Material shown:

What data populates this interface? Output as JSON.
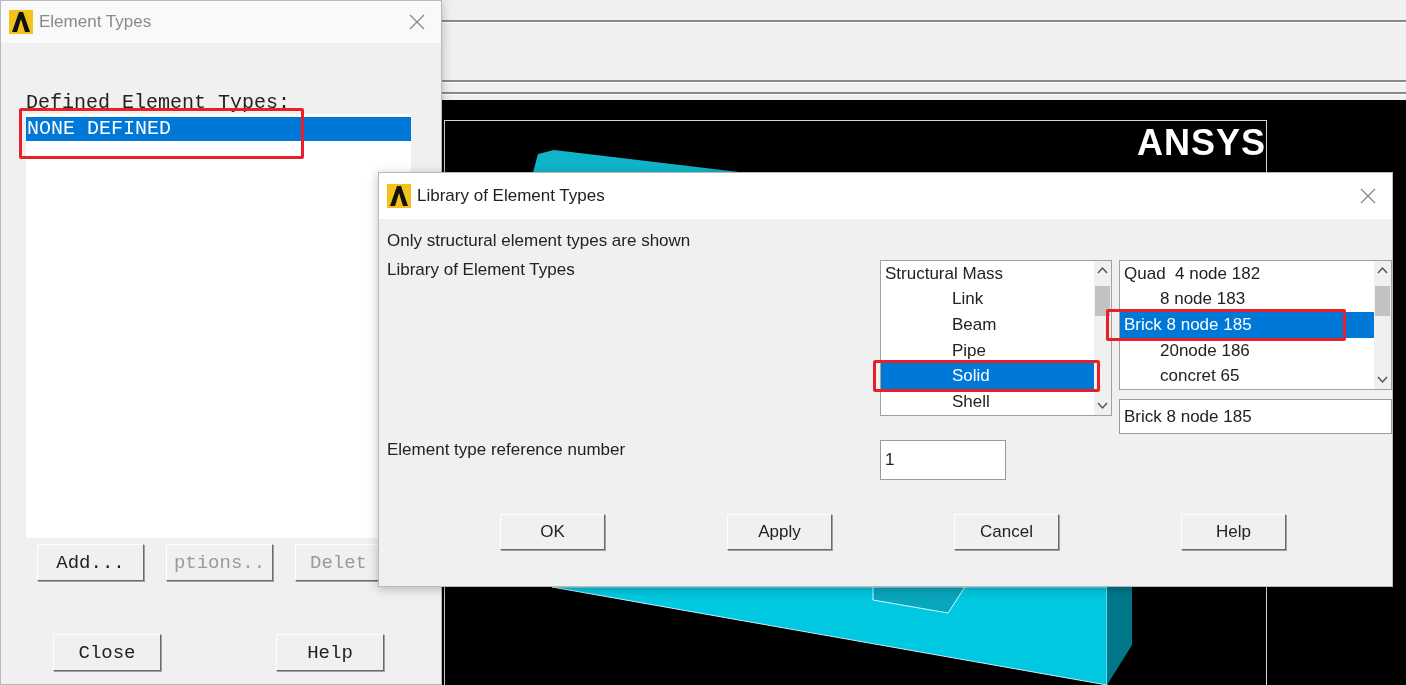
{
  "element_types_dialog": {
    "title": "Element Types",
    "label": "Defined Element Types:",
    "items": [
      {
        "text": "NONE DEFINED",
        "selected": true,
        "annotated": true
      }
    ],
    "buttons": [
      {
        "label": "Add...",
        "disabled": false
      },
      {
        "label": "ptions..",
        "disabled": true
      },
      {
        "label": "Delet",
        "disabled": true
      }
    ],
    "footer_buttons": [
      "Close",
      "Help"
    ]
  },
  "graphics": {
    "logo": "ANSYS"
  },
  "library_dialog": {
    "title": "Library of Element Types",
    "note": "Only structural element types are shown",
    "library_label": "Library of Element Types",
    "categories": [
      {
        "text": "Structural Mass",
        "kind": "heading",
        "selected": false,
        "annotated": false
      },
      {
        "text": "Link",
        "kind": "member",
        "selected": false,
        "annotated": false
      },
      {
        "text": "Beam",
        "kind": "member",
        "selected": false,
        "annotated": false
      },
      {
        "text": "Pipe",
        "kind": "member",
        "selected": false,
        "annotated": false
      },
      {
        "text": "Solid",
        "kind": "member",
        "selected": true,
        "annotated": true
      },
      {
        "text": "Shell",
        "kind": "member",
        "selected": false,
        "annotated": false
      }
    ],
    "types": [
      {
        "text": "Quad  4 node 182",
        "kind": "heading",
        "selected": false,
        "annotated": false
      },
      {
        "text": "8 node 183",
        "kind": "member",
        "selected": false,
        "annotated": false
      },
      {
        "text": "Brick 8 node 185",
        "kind": "heading",
        "selected": true,
        "annotated": true
      },
      {
        "text": "20node 186",
        "kind": "member",
        "selected": false,
        "annotated": false
      },
      {
        "text": "concret 65",
        "kind": "member",
        "selected": false,
        "annotated": false
      }
    ],
    "selection": "Brick 8 node 185",
    "ref_label": "Element type reference number",
    "ref_value": "1",
    "buttons": [
      "OK",
      "Apply",
      "Cancel",
      "Help"
    ]
  }
}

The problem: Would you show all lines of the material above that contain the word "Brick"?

Solution for this exercise:
        "text": "Brick 8 node 185",
    "selection": "Brick 8 node 185",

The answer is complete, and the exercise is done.